young woman in bathrobe brushing her teeth with wooden toothbrush

The Impact of the Pandemic on Oral Health

Date: June 01, 2021

Author: Mandy Dennis, RDH

As our dental offices are beginning to return to a more regular state, we can reflect on how the past year has impacted not only our day-to-day lives, but also our practices and our patients. Our patients' financial, mental, emotional and dental health may have changed little, somewhat or greatly, depending on their individual circumstances. Now more than ever, it’s important that we are listening to our patients and evaluating our recommendations to help ensure we are addressing their needs. Thinking about the changes we have seen in our patients' oral health over the past year, we have seen a variety of scenarios.

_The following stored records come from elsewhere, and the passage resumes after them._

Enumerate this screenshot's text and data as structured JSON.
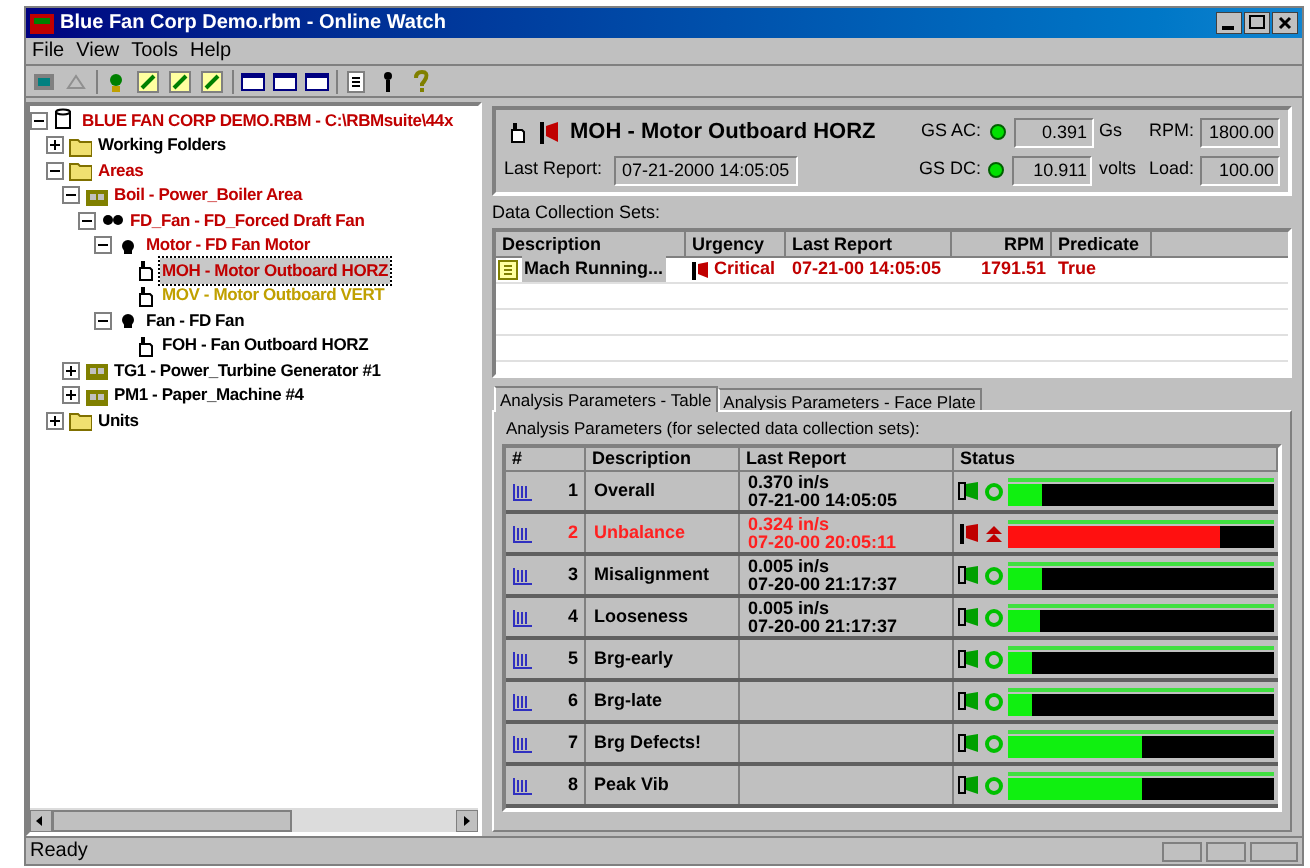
{
  "window": {
    "title": "Blue Fan Corp Demo.rbm - Online Watch"
  },
  "menu": [
    {
      "label": "File"
    },
    {
      "label": "View"
    },
    {
      "label": "Tools"
    },
    {
      "label": "Help"
    }
  ],
  "tree": [
    {
      "label": "BLUE FAN CORP DEMO.RBM - C:\\RBMsuite\\44x",
      "kind": "database",
      "color": "#c00000",
      "expanded": true,
      "selected": false,
      "children": [
        {
          "label": "Working Folders",
          "kind": "folder",
          "color": "#000000",
          "expanded": false,
          "selected": false
        },
        {
          "label": "Areas",
          "kind": "folder",
          "color": "#c00000",
          "expanded": true,
          "selected": false,
          "children": [
            {
              "label": "Boil - Power_Boiler Area",
              "kind": "area",
              "color": "#c00000",
              "expanded": true,
              "selected": false,
              "children": [
                {
                  "label": "FD_Fan - FD_Forced Draft Fan",
                  "kind": "machine",
                  "color": "#c00000",
                  "expanded": true,
                  "selected": false,
                  "children": [
                    {
                      "label": "Motor - FD Fan Motor",
                      "kind": "component",
                      "color": "#c00000",
                      "expanded": true,
                      "selected": false,
                      "children": [
                        {
                          "label": "MOH - Motor Outboard HORZ",
                          "kind": "point",
                          "color": "#c00000",
                          "selected": true
                        },
                        {
                          "label": "MOV - Motor Outboard VERT",
                          "kind": "point",
                          "color": "#c0a000",
                          "selected": false
                        }
                      ]
                    },
                    {
                      "label": "Fan - FD Fan",
                      "kind": "component",
                      "color": "#000000",
                      "expanded": true,
                      "selected": false,
                      "children": [
                        {
                          "label": "FOH - Fan Outboard HORZ",
                          "kind": "point",
                          "color": "#000000",
                          "selected": false
                        }
                      ]
                    }
                  ]
                }
              ]
            },
            {
              "label": "TG1 - Power_Turbine Generator #1",
              "kind": "area",
              "color": "#000000",
              "expanded": false,
              "selected": false
            },
            {
              "label": "PM1 - Paper_Machine #4",
              "kind": "area",
              "color": "#000000",
              "expanded": false,
              "selected": false
            }
          ]
        },
        {
          "label": "Units",
          "kind": "folder",
          "color": "#000000",
          "expanded": false,
          "selected": false
        }
      ]
    }
  ],
  "point": {
    "name": "MOH - Motor Outboard HORZ",
    "last_report_label": "Last Report:",
    "last_report": "07-21-2000 14:05:05",
    "gs_ac": {
      "label": "GS AC:",
      "value": "0.391",
      "unit": "Gs"
    },
    "gs_dc": {
      "label": "GS DC:",
      "value": "10.911",
      "unit": "volts"
    },
    "rpm": {
      "label": "RPM:",
      "value": "1800.00"
    },
    "load": {
      "label": "Load:",
      "value": "100.00"
    }
  },
  "data_collection": {
    "label": "Data Collection Sets:",
    "columns": [
      "Description",
      "Urgency",
      "Last Report",
      "RPM",
      "Predicate"
    ],
    "rows": [
      {
        "description": "Mach Running...",
        "urgency": "Critical",
        "last_report": "07-21-00 14:05:05",
        "rpm": "1791.51",
        "predicate": "True",
        "alarm": true
      }
    ]
  },
  "tabs": [
    {
      "label": "Analysis Parameters - Table",
      "selected": true
    },
    {
      "label": "Analysis Parameters - Face Plate",
      "selected": false
    }
  ],
  "analysis": {
    "caption": "Analysis Parameters (for selected data collection sets):",
    "columns": [
      "#",
      "Description",
      "Last Report",
      "Status"
    ],
    "rows": [
      {
        "number": "1",
        "description": "Overall",
        "value": "0.370 in/s",
        "time": "07-21-00 14:05:05",
        "alarm": false,
        "level": 0.13
      },
      {
        "number": "2",
        "description": "Unbalance",
        "value": "0.324 in/s",
        "time": "07-20-00 20:05:11",
        "alarm": true,
        "level": 0.8
      },
      {
        "number": "3",
        "description": "Misalignment",
        "value": "0.005 in/s",
        "time": "07-20-00 21:17:37",
        "alarm": false,
        "level": 0.13
      },
      {
        "number": "4",
        "description": "Looseness",
        "value": "0.005 in/s",
        "time": "07-20-00 21:17:37",
        "alarm": false,
        "level": 0.12
      },
      {
        "number": "5",
        "description": "Brg-early",
        "alarm": false,
        "level": 0.09
      },
      {
        "number": "6",
        "description": "Brg-late",
        "alarm": false,
        "level": 0.09
      },
      {
        "number": "7",
        "description": "Brg Defects!",
        "alarm": false,
        "level": 0.5
      },
      {
        "number": "8",
        "description": "Peak Vib",
        "alarm": false,
        "level": 0.5
      }
    ]
  },
  "status_bar": "Ready"
}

Celebrating Routine Care

Patients may have skipped a routine six-monthly hygiene visit. This missed appointment could have been for a variety of reasons including a change in job status, reduced financial means, restrictions or possibly the availability of you as their dental hygienist. Changes in daily habits and lack of routine care can make a big difference. It’s possible more calculus and inflammation may be present. It’s important to praise your patient for making their oral health a priority as they come back into your office. Discussing oral hygiene habits will be important. Brushing and flossing may have been skipped along with changes to work and school. Sleeping in and staying up late changes routines. Reiterate the importance of putting these practices back in place. Colgate’s new hum toothbrush with Bluetooth technology can be a great new addition to a patient's daily routine. This toothbrush tracks the frequency, duration and efficiency of brushing and can help your patient get back into a more routine schedule.

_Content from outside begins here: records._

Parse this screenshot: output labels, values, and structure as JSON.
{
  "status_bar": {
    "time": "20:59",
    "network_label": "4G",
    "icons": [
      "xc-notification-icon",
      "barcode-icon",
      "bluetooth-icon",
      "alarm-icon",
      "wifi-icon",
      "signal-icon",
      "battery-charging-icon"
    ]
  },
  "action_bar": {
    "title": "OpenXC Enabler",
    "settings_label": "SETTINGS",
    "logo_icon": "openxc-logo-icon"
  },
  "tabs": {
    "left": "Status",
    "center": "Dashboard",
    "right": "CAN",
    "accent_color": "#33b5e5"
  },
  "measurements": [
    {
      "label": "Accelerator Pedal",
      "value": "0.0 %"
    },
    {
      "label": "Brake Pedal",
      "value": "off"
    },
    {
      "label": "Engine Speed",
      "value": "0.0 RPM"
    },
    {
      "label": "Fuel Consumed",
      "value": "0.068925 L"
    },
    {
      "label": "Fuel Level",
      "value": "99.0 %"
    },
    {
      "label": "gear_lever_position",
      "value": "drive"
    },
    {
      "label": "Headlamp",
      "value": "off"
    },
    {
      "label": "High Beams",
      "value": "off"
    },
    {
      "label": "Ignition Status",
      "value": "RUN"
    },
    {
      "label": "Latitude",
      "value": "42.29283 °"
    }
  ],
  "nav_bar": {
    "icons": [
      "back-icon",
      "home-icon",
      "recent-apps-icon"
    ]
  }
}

Medications aren’t good for everything

Dentistry IQ reminds us medical histories should be updated once a year or when a major change in a patient’s life occurs. It is no surprise the pandemic has greatly impacted every person in some way. In a comparison of October - December 2019 and 2020, a 6% increase in prescriptions for antidepressant medications was noted in one report in England. We also saw increases in antidepressant and antianxiety medication use here. Updating the medications section of the medical history form at each visit is vital to ensuring we understand potential risk factors and outcomes, for instance the increased risk for caries associated with dry mouth as a side effect of these and many other medications. These medications have obviously been important in helping patients during the pandemic, and it is also important that we know about them. Discuss with your patient how dry mouth can increase their caries risk and how important additional fluoride can be in decreasing the possibility of caries caused by the additional medications.

Snacking and pH Changes

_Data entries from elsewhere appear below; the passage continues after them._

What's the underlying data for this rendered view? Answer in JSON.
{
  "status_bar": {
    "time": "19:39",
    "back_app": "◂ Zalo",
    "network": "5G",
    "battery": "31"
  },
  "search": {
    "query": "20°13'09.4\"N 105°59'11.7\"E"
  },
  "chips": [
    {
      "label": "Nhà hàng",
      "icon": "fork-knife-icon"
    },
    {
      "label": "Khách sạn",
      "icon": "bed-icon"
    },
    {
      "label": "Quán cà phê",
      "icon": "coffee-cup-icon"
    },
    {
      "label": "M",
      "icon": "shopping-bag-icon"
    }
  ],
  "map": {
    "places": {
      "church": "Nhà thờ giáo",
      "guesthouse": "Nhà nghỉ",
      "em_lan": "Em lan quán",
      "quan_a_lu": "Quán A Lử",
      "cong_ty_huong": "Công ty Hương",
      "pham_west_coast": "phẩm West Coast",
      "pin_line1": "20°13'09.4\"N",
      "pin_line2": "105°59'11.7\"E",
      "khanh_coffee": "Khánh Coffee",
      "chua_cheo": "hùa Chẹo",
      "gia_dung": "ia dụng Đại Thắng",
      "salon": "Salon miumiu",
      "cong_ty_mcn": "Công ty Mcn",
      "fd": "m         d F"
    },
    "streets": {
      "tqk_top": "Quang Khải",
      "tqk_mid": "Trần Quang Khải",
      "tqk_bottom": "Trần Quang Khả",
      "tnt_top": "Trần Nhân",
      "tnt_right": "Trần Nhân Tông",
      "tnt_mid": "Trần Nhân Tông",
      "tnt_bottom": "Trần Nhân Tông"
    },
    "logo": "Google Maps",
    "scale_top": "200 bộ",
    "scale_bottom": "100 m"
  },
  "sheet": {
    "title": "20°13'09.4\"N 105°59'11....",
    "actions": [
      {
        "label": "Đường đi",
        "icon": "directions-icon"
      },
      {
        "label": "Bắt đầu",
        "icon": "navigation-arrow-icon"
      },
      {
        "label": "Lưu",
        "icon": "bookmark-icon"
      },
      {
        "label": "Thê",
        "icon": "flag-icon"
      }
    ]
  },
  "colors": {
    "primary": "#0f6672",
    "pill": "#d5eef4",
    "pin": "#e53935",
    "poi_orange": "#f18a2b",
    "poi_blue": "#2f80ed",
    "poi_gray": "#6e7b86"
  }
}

Changes in day-to-day activities and routines have brought on dietary habits which may include higher sugar intake from foods and drinks. Many patients began snacking throughout the day, which resulted in more frequent drops in intraoral pH levels. When the pH drops sufficiently, minerals are depleted from the teeth. If this continues repeatedly without adequate remineralization, an increase in dental caries occurs.

Recommendations

Encouraging patients to drink more water and snack less, and adding prescription-strength fluoride like PreviDent 5000 Booster Plus, into the daily routines of patients at increased risk for dental caries can help to prevent and reverse caries. For our patients with dry mouth, products such as PreviDent 5000 Dry Mouth can be a great addition to your patients new routine. This prescription-level fluoride is also formulated to appeal to dry mouth sufferers.

Takeaways

- Encouraging patients to maintain their routine dental visits and recommending appropriate home care products will help the best habits get back on track.

- Remembering the mouth is connected to the body and how medications can impact oral health is essential as a part of the puzzle

- Prescription-level fluorides help to prevent and reduce dental caries for patients at increased risk

As we look to life getting back to normal and discuss oral health routines with our patients, it’s important to remember that it may take time. Asking our patients the right questions can help us help them.